→ **ASSIGNMENT**
Return the lines below in which the string "param" occurs.
[[ EXERCISE DATA open ]]
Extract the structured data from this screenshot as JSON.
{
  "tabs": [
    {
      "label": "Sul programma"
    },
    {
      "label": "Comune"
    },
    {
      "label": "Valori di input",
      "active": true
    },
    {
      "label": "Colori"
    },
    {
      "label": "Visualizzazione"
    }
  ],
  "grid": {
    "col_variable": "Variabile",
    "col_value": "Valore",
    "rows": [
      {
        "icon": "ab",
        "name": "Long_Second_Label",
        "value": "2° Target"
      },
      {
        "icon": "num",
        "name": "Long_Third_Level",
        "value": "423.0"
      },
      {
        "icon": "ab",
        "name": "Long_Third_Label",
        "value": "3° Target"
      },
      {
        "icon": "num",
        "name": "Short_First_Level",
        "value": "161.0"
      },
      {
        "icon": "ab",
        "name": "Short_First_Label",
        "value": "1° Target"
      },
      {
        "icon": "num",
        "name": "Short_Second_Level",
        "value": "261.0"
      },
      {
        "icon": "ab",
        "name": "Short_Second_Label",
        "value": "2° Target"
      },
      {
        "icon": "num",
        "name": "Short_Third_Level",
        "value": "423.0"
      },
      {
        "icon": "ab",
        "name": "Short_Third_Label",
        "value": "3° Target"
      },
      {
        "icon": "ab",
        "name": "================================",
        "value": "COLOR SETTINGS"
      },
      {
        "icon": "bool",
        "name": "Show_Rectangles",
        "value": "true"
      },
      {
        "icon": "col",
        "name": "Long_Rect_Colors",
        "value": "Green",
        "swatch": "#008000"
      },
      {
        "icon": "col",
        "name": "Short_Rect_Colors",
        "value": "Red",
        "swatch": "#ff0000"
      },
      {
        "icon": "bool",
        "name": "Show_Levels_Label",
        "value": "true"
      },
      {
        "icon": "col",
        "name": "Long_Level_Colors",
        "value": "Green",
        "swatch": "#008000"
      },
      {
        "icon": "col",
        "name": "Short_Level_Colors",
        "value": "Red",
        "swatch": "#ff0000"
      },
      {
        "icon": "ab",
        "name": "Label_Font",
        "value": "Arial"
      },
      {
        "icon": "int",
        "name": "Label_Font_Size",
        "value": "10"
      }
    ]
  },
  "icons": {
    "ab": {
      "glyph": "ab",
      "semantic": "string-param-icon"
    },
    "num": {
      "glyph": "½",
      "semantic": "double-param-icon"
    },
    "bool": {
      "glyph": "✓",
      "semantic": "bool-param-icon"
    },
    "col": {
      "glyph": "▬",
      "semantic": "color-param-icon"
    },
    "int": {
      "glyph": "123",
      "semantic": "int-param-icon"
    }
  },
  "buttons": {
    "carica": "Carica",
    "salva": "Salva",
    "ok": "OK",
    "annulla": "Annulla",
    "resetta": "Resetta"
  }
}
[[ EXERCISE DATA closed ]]
→ **TASK RESPONSE**
      "semantic": "string-param-icon"
      "semantic": "double-param-icon"
      "semantic": "bool-param-icon"
      "semantic": "color-param-icon"
      "semantic": "int-param-icon"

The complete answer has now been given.